A worker is entitled to one assessment of permanent impairment in accordance with section 322A of the Workplace Injury Management and Workers Compensation Act 1998 (NSW).
Commission applies reasoning in Singh v B & E Poultry Holdings Pty Ltd  NSWWCCPD 52 to deny section 39 effected worker further referral to an AMS.
The Commission has recently confirmed that injured workers are only entitled to one Medical Assessment Certificate with respect to their injury which is used to assess all threshold entitlements unless specific exceptions apply.
In Ali the worker sustained injuries to his lumbar spine on 3 March 2014.
He commenced proceedings for lump sum compensation and obtained a medical assessment certificate from an AMS in November 2017. The proceedings were discontinued before the Commission made final orders confirming an entitlement to lump sum compensation.
The worker was subsequently advised that his payments would cease under s 39 as he would shortly have received his full entitlement to 260 weeks of weekly compensation.
The worker commenced proceedings in the Commission seeking a further referral to an AMS for a further assessment of his degree of whole person impairment for the purpose of the s 39(2) threshold.
This application was objected to on the basis that section 322A of the 1998 Act provides for one assessment of the degree of permanent impairment.
The matter proceeded to arbitration hearing before Arbitrator Bamber of the Workers Compensation Commission.
Counsel for the worker submitted that the use of brackets in section 322A of the Workplace Injury Management and Workers Compensation Act 1998 (NSW) was intended to confine the situations in which only one MAC may be issued. It was argued that given the worker’s circumstances did not fall within the three proscribed categories in this section, he ought to be entitled to another assessment of the degree of his permanent impairment.
Hicksons Lawyers, appearing for the respondent employer, argued that the meaning and effect of s 322A was clear and unambiguous. Further, that applying the principles of statutory construction, the words within the brackets were not intended to limit the effect of s 322A and that the section needed to be considered in its entirety and within the context of the 1987 and 1998 Acts as a whole.
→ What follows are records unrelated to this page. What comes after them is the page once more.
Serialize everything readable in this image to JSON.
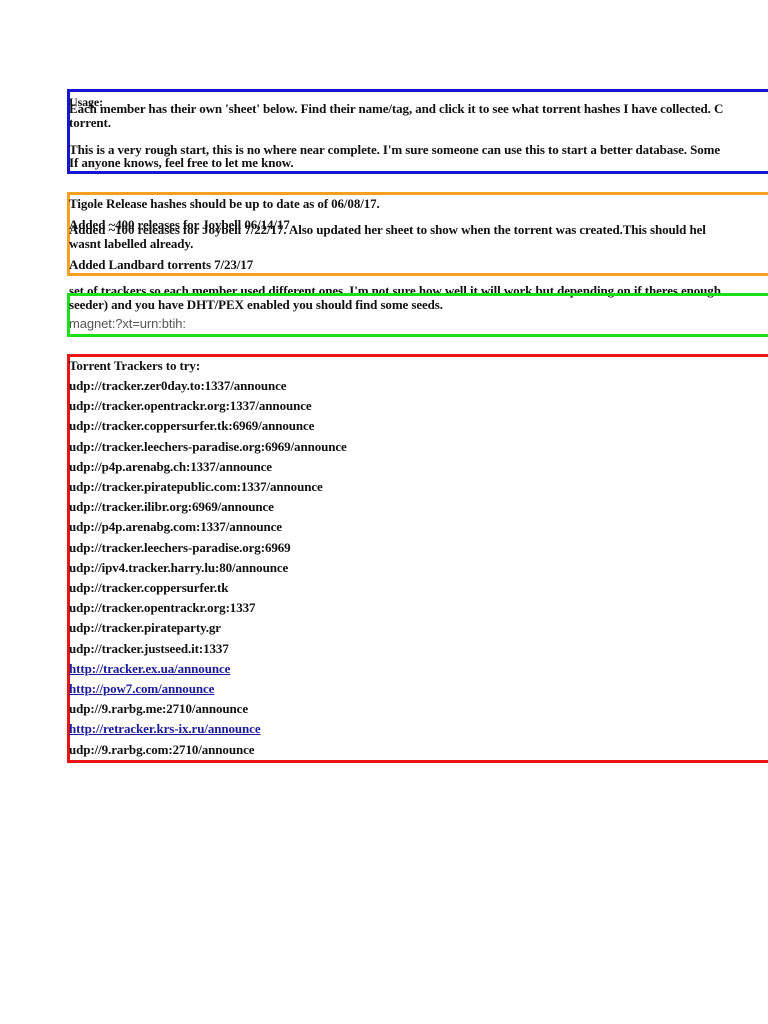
{
  "usage": {
    "label": "Usage:",
    "line1": "Each member has their own 'sheet' below. Find their name/tag, and click it to see what torrent hashes I have collected. C",
    "line2": "torrent.",
    "line3": "This is a very rough start, this is no where near complete. I'm sure someone can use this to start a better database. Some",
    "line4": "If anyone knows, feel free to let me know."
  },
  "updates": {
    "line1": "Tigole Release hashes should be up to date as of 06/08/17.",
    "line2a": "Added ~400 releases for Joybell 06/14/17",
    "line2b": "Added ~100 releases for Joybell 7/22/17. Also updated her sheet to show when the torrent was created.This should hel",
    "line3": "wasnt labelled already.",
    "line4": "Added Landbard torrents 7/23/17"
  },
  "magnet": {
    "line1": "set of trackers so each member used different ones. I'm not sure how well it will work but depending on if theres enough",
    "line2": "seeder) and you have DHT/PEX enabled you should find some seeds.",
    "prefix": "magnet:?xt=urn:btih:"
  },
  "trackers": {
    "heading": "Torrent Trackers to try:",
    "items": [
      {
        "url": "udp://tracker.zer0day.to:1337/announce",
        "link": false
      },
      {
        "url": "udp://tracker.opentrackr.org:1337/announce",
        "link": false
      },
      {
        "url": "udp://tracker.coppersurfer.tk:6969/announce",
        "link": false
      },
      {
        "url": "udp://tracker.leechers-paradise.org:6969/announce",
        "link": false
      },
      {
        "url": "udp://p4p.arenabg.ch:1337/announce",
        "link": false
      },
      {
        "url": "udp://tracker.piratepublic.com:1337/announce",
        "link": false
      },
      {
        "url": "udp://tracker.ilibr.org:6969/announce",
        "link": false
      },
      {
        "url": "udp://p4p.arenabg.com:1337/announce",
        "link": false
      },
      {
        "url": "udp://tracker.leechers-paradise.org:6969",
        "link": false
      },
      {
        "url": "udp://ipv4.tracker.harry.lu:80/announce",
        "link": false
      },
      {
        "url": "udp://tracker.coppersurfer.tk",
        "link": false
      },
      {
        "url": "udp://tracker.opentrackr.org:1337",
        "link": false
      },
      {
        "url": "udp://tracker.pirateparty.gr",
        "link": false
      },
      {
        "url": "udp://tracker.justseed.it:1337",
        "link": false
      },
      {
        "url": "http://tracker.ex.ua/announce",
        "link": true
      },
      {
        "url": "http://pow7.com/announce",
        "link": true
      },
      {
        "url": "udp://9.rarbg.me:2710/announce",
        "link": false
      },
      {
        "url": "http://retracker.krs-ix.ru/announce",
        "link": true
      },
      {
        "url": "udp://9.rarbg.com:2710/announce",
        "link": false
      }
    ]
  },
  "colors": {
    "blue": "#1515d6",
    "orange": "#f5a020",
    "green": "#19e019",
    "red": "#e81515",
    "link": "#1a1a9a"
  }
}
It was argued that the Commission should follow the decision of Singh v B & E Poultry Holdings Pty Ltd  NSWWCCPD 52.
The Arbitrator ultimately found in favor of the respondent employer and did not allow the further referral to an AMS.
The decisions in Ali and Singh provides further certainty to workers and employers that once a medical assessment certificate has been obtained post June 2012, it will be the only medical assessment certificate that a worker will be entitled to unless there is a further legislative entitlement set out in regulations or transitional provisions.
Post by Mitchell Strachan